(Materials provided begins)
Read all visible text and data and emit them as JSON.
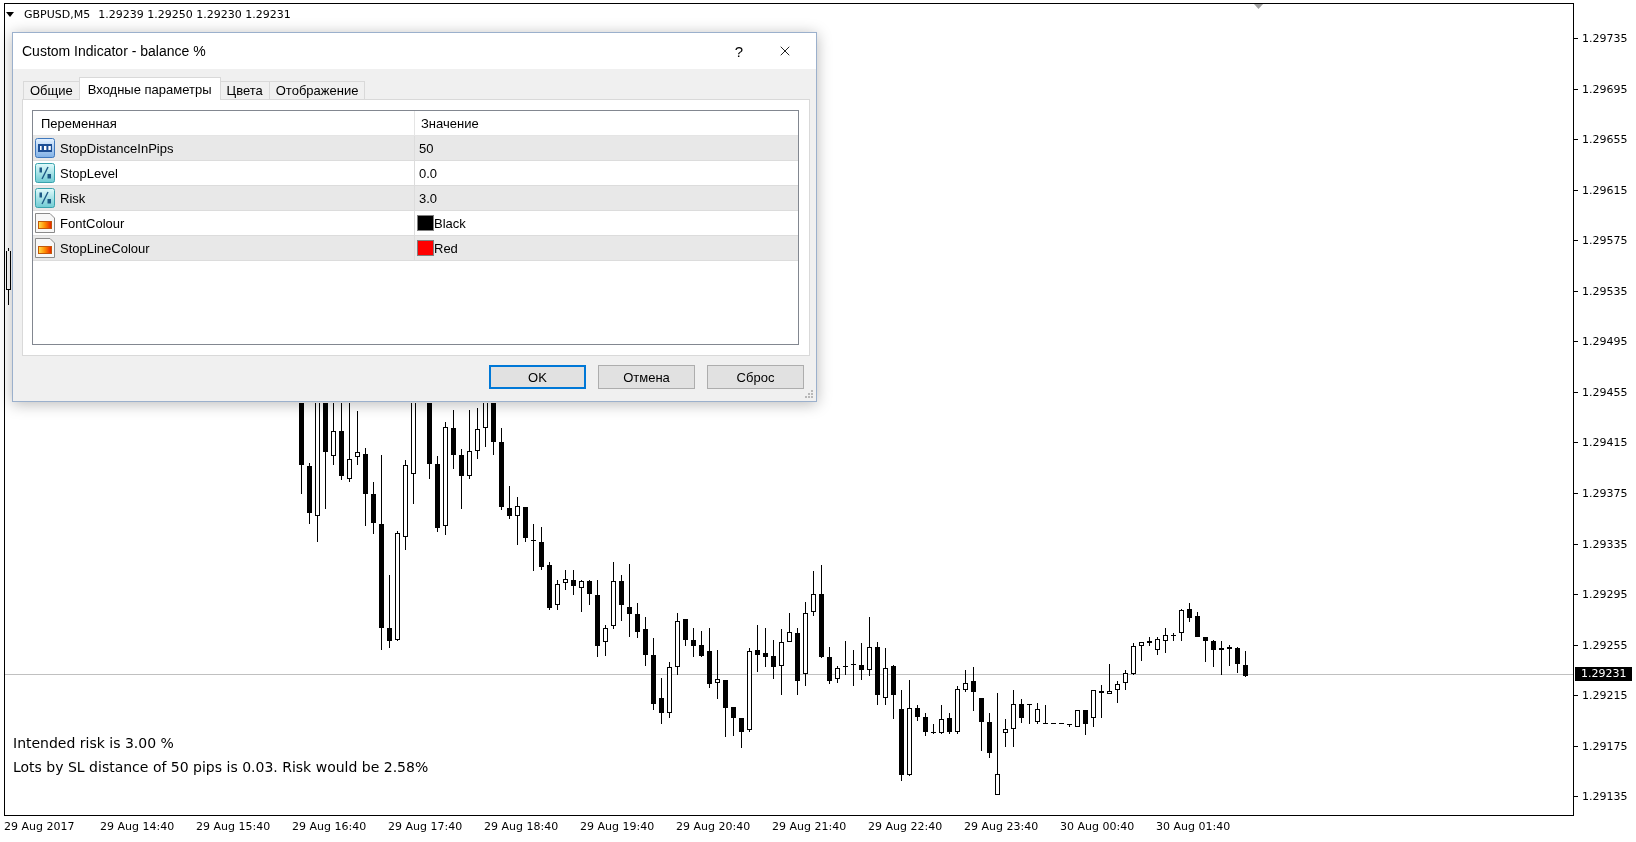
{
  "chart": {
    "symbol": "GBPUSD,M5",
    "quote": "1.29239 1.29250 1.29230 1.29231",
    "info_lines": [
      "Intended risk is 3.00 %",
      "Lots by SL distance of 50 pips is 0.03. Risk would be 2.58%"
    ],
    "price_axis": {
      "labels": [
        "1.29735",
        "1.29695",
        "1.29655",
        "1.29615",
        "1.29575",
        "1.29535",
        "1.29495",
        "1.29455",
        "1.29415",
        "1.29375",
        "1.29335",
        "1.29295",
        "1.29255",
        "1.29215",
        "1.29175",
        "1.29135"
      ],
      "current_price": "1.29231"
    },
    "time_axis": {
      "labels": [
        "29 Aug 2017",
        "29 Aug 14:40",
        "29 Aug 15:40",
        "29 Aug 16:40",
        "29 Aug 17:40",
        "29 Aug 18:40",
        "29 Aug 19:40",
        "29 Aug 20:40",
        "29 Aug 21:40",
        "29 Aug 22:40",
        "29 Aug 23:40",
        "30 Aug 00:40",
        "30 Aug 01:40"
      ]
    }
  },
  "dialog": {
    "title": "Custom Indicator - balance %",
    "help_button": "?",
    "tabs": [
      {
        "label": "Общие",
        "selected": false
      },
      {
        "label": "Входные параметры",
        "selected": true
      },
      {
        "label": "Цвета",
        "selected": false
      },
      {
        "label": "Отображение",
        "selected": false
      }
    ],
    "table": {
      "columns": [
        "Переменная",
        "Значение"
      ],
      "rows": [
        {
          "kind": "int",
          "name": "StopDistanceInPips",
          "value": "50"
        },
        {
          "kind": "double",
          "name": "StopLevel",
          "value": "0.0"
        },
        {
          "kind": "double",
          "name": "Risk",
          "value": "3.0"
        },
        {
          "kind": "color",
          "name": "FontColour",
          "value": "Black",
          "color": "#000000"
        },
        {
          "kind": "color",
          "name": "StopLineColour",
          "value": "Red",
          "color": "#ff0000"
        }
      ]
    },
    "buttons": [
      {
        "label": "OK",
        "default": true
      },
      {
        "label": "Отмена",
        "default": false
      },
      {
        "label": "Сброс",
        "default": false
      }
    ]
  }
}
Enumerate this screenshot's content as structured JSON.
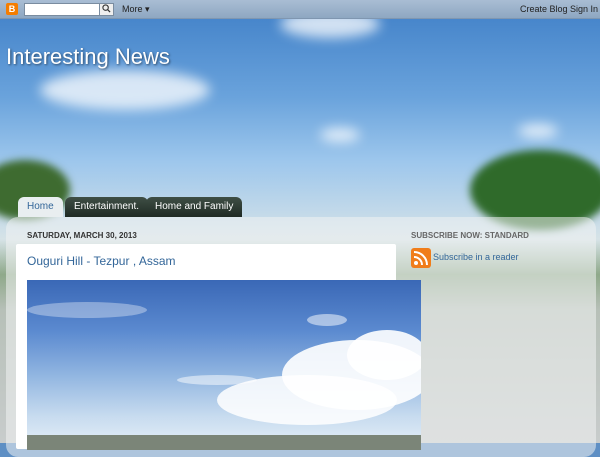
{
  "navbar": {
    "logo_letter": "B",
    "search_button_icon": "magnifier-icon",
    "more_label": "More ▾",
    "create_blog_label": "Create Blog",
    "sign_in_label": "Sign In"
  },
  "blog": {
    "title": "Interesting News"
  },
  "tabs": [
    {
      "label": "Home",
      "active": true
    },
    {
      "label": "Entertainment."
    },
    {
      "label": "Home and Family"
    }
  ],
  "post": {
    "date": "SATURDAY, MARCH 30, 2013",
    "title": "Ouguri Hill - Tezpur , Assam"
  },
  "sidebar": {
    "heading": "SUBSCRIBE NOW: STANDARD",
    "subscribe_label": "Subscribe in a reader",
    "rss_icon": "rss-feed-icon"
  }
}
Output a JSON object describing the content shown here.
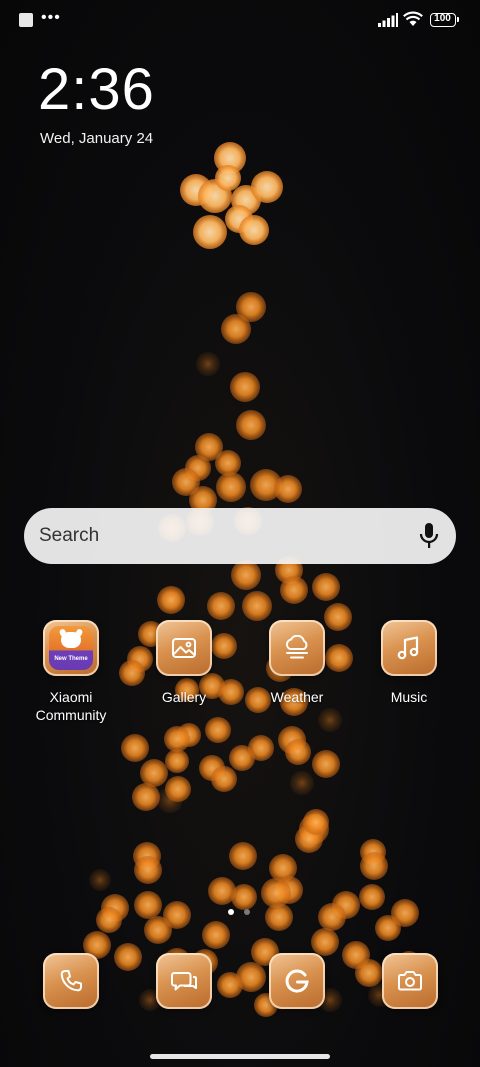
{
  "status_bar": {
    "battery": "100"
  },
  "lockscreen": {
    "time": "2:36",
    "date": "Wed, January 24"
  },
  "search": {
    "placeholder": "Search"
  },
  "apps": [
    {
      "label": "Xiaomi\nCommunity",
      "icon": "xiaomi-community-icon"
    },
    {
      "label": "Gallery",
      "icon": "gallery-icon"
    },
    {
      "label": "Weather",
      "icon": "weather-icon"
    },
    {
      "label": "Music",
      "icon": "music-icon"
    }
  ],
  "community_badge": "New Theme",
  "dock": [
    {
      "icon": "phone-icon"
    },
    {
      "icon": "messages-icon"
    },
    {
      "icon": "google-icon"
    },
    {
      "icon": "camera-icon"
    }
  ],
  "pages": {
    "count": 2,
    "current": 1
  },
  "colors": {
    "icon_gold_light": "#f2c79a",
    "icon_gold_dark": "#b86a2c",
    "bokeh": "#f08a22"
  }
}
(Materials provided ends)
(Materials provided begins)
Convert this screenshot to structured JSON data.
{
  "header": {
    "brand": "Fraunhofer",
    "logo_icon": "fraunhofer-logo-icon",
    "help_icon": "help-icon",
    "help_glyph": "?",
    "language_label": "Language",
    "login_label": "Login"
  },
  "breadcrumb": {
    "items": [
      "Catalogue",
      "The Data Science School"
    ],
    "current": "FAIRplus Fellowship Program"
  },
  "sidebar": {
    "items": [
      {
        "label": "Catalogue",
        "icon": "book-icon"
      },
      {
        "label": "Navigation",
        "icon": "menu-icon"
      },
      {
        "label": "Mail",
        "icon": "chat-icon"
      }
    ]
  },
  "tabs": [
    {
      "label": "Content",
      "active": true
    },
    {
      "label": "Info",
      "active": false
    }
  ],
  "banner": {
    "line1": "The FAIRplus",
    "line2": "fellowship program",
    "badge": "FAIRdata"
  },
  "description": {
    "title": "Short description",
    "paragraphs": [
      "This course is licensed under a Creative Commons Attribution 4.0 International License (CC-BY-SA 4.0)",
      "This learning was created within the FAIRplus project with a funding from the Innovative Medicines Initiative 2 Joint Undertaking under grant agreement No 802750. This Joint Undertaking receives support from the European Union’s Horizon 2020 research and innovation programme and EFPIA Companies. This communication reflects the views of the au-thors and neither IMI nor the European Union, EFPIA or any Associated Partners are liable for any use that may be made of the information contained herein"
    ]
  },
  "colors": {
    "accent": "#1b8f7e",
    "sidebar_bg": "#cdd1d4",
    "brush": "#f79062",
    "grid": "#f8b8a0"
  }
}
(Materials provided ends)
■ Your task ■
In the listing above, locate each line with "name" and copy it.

■ Output below ■
          "name": "StopDistanceInPips",
          "name": "StopLevel",
          "name": "Risk",
          "name": "FontColour",
          "name": "StopLineColour",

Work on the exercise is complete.